Interface dataset entries:
[Start of section]

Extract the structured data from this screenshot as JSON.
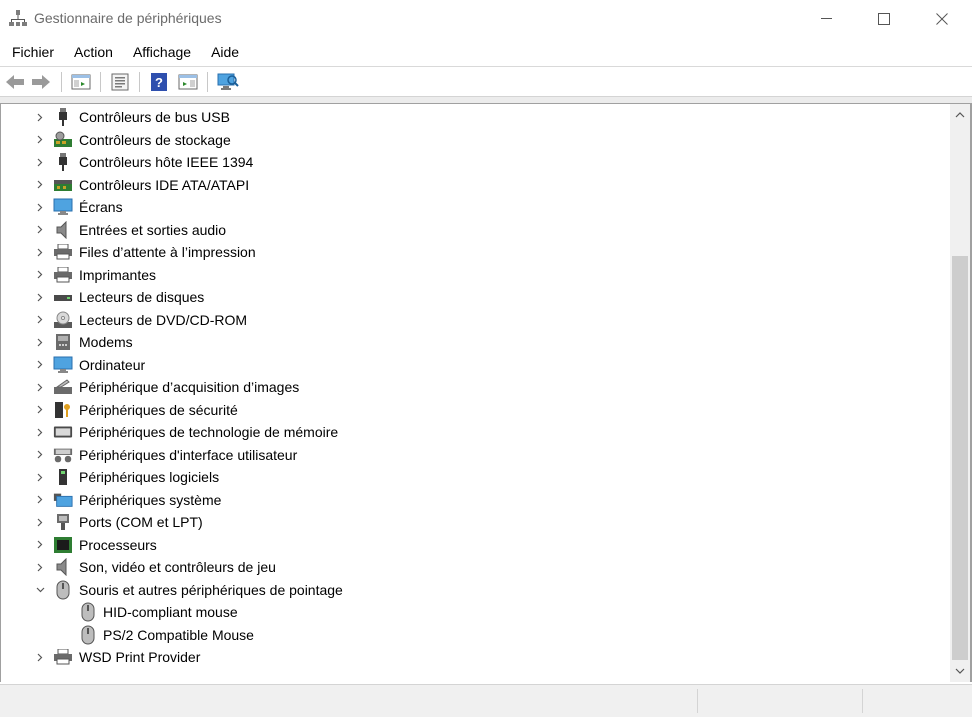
{
  "window": {
    "title": "Gestionnaire de périphériques",
    "controls": {
      "minimize": "—",
      "maximize": "☐",
      "close": "✕"
    }
  },
  "menu": [
    "Fichier",
    "Action",
    "Affichage",
    "Aide"
  ],
  "toolbar": {
    "buttons": [
      "back-arrow-icon",
      "forward-arrow-icon",
      "console-tree-icon",
      "properties-icon",
      "help-icon",
      "action-pane-icon",
      "scan-hardware-icon"
    ]
  },
  "tree": {
    "items": [
      {
        "label": "Contrôleurs de bus USB",
        "icon": "usb-icon",
        "expanded": false
      },
      {
        "label": "Contrôleurs de stockage",
        "icon": "storage-controller-icon",
        "expanded": false
      },
      {
        "label": "Contrôleurs hôte IEEE 1394",
        "icon": "ieee1394-icon",
        "expanded": false
      },
      {
        "label": "Contrôleurs IDE ATA/ATAPI",
        "icon": "ide-controller-icon",
        "expanded": false
      },
      {
        "label": "Écrans",
        "icon": "monitor-icon",
        "expanded": false
      },
      {
        "label": "Entrées et sorties audio",
        "icon": "speaker-icon",
        "expanded": false
      },
      {
        "label": "Files d’attente à l’impression",
        "icon": "print-queue-icon",
        "expanded": false
      },
      {
        "label": "Imprimantes",
        "icon": "printer-icon",
        "expanded": false
      },
      {
        "label": "Lecteurs de disques",
        "icon": "disk-drive-icon",
        "expanded": false
      },
      {
        "label": "Lecteurs de DVD/CD-ROM",
        "icon": "dvd-drive-icon",
        "expanded": false
      },
      {
        "label": "Modems",
        "icon": "modem-icon",
        "expanded": false
      },
      {
        "label": "Ordinateur",
        "icon": "computer-icon",
        "expanded": false
      },
      {
        "label": "Périphérique d’acquisition d’images",
        "icon": "imaging-device-icon",
        "expanded": false
      },
      {
        "label": "Périphériques de sécurité",
        "icon": "security-device-icon",
        "expanded": false
      },
      {
        "label": "Périphériques de technologie de mémoire",
        "icon": "memory-technology-icon",
        "expanded": false
      },
      {
        "label": "Périphériques d'interface utilisateur",
        "icon": "hid-icon",
        "expanded": false
      },
      {
        "label": "Périphériques logiciels",
        "icon": "software-device-icon",
        "expanded": false
      },
      {
        "label": "Périphériques système",
        "icon": "system-device-icon",
        "expanded": false
      },
      {
        "label": "Ports (COM et LPT)",
        "icon": "port-icon",
        "expanded": false
      },
      {
        "label": "Processeurs",
        "icon": "processor-icon",
        "expanded": false
      },
      {
        "label": "Son, vidéo et contrôleurs de jeu",
        "icon": "speaker-icon",
        "expanded": false
      },
      {
        "label": "Souris et autres périphériques de pointage",
        "icon": "mouse-icon",
        "expanded": true
      },
      {
        "label": "HID-compliant mouse",
        "icon": "mouse-icon",
        "child": true
      },
      {
        "label": "PS/2 Compatible Mouse",
        "icon": "mouse-icon",
        "child": true
      },
      {
        "label": "WSD Print Provider",
        "icon": "print-queue-icon",
        "expanded": false
      }
    ]
  },
  "colors": {
    "accent": "#0078d7",
    "text": "#000000",
    "muted": "#6b6b6b"
  }
}
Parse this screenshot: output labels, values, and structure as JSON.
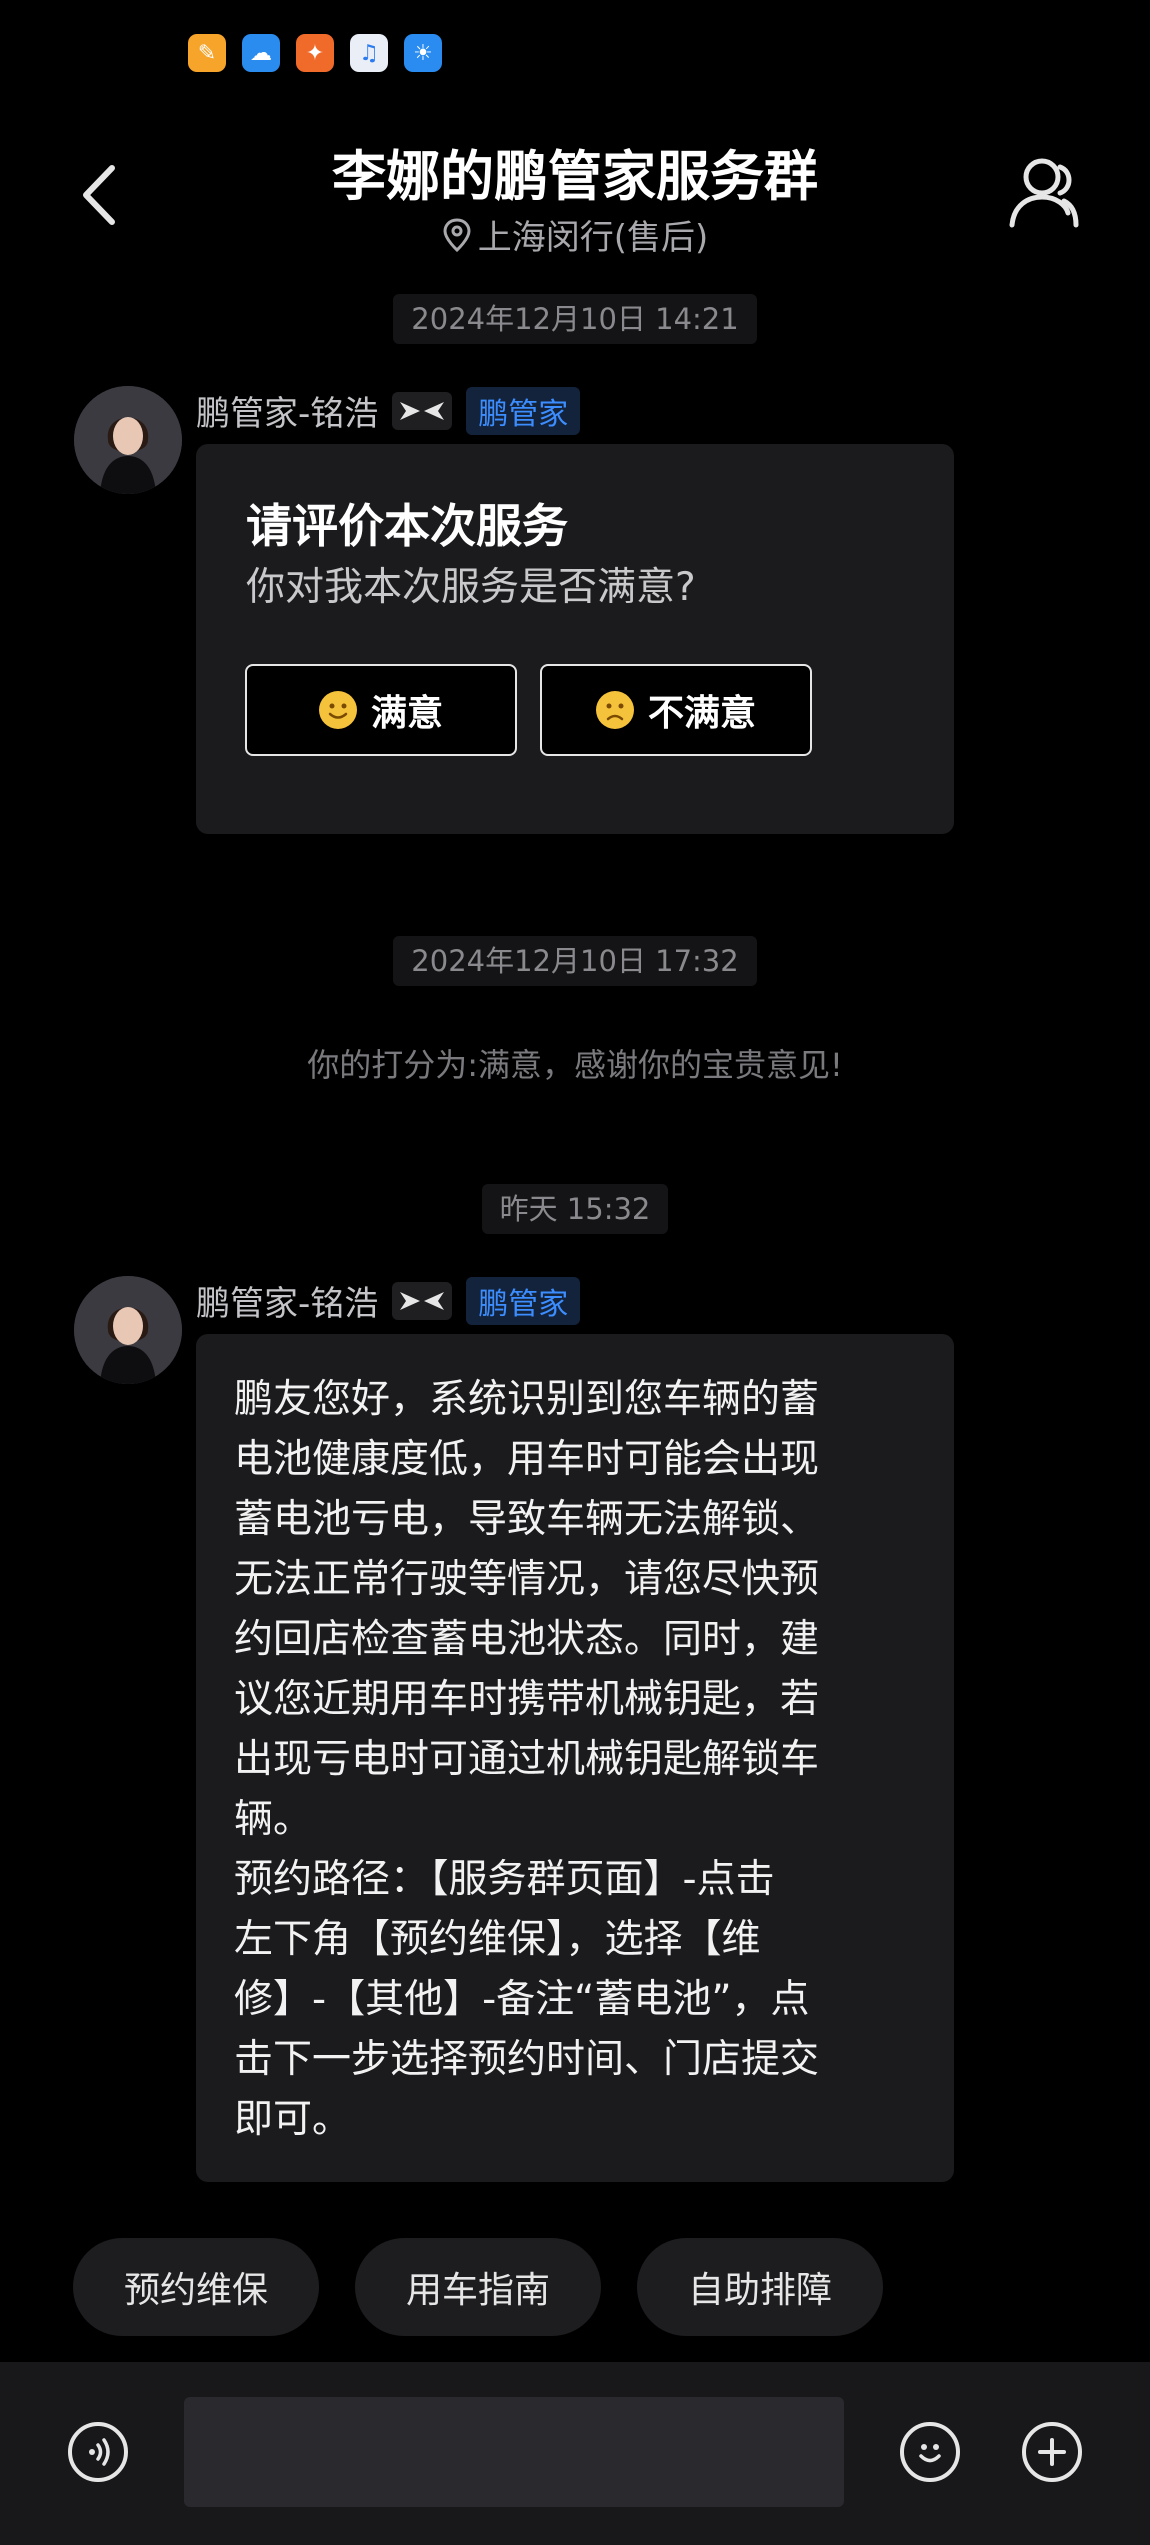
{
  "status_bar": {
    "app_icons": [
      "yellow-app-icon",
      "cloud-app-icon",
      "gift-app-icon",
      "music-app-icon",
      "weather-app-icon"
    ]
  },
  "header": {
    "title": "李娜的鹏管家服务群",
    "location": "上海闵行(售后)"
  },
  "messages": {
    "ts1": "2024年12月10日 14:21",
    "sender1": "鹏管家-铭浩",
    "badge1": "鹏管家",
    "card": {
      "title": "请评价本次服务",
      "subtitle": "你对我本次服务是否满意?",
      "satisfied_label": "满意",
      "unsatisfied_label": "不满意"
    },
    "ts2": "2024年12月10日 17:32",
    "system_msg": "你的打分为:满意，感谢你的宝贵意见!",
    "ts3": "昨天 15:32",
    "sender2": "鹏管家-铭浩",
    "badge2": "鹏管家",
    "text_message": "鹏友您好，系统识别到您车辆的蓄\n电池健康度低，用车时可能会出现\n蓄电池亏电，导致车辆无法解锁、\n无法正常行驶等情况，请您尽快预\n约回店检查蓄电池状态。同时，建\n议您近期用车时携带机械钥匙，若\n出现亏电时可通过机械钥匙解锁车\n辆。\n预约路径：【服务群页面】-点击\n左下角【预约维保】，选择【维\n修】-【其他】-备注“蓄电池”，点\n击下一步选择预约时间、门店提交\n即可。"
  },
  "quick_actions": [
    "预约维保",
    "用车指南",
    "自助排障"
  ],
  "input": {
    "placeholder": ""
  },
  "colors": {
    "accent_blue": "#3c8dff",
    "background": "#000000",
    "bubble": "#1b1b1e"
  }
}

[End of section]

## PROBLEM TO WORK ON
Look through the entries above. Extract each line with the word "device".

## FINISHED TASK
        "icon": "imaging-device-icon",
        "icon": "security-device-icon",
        "icon": "software-device-icon",
        "icon": "system-device-icon",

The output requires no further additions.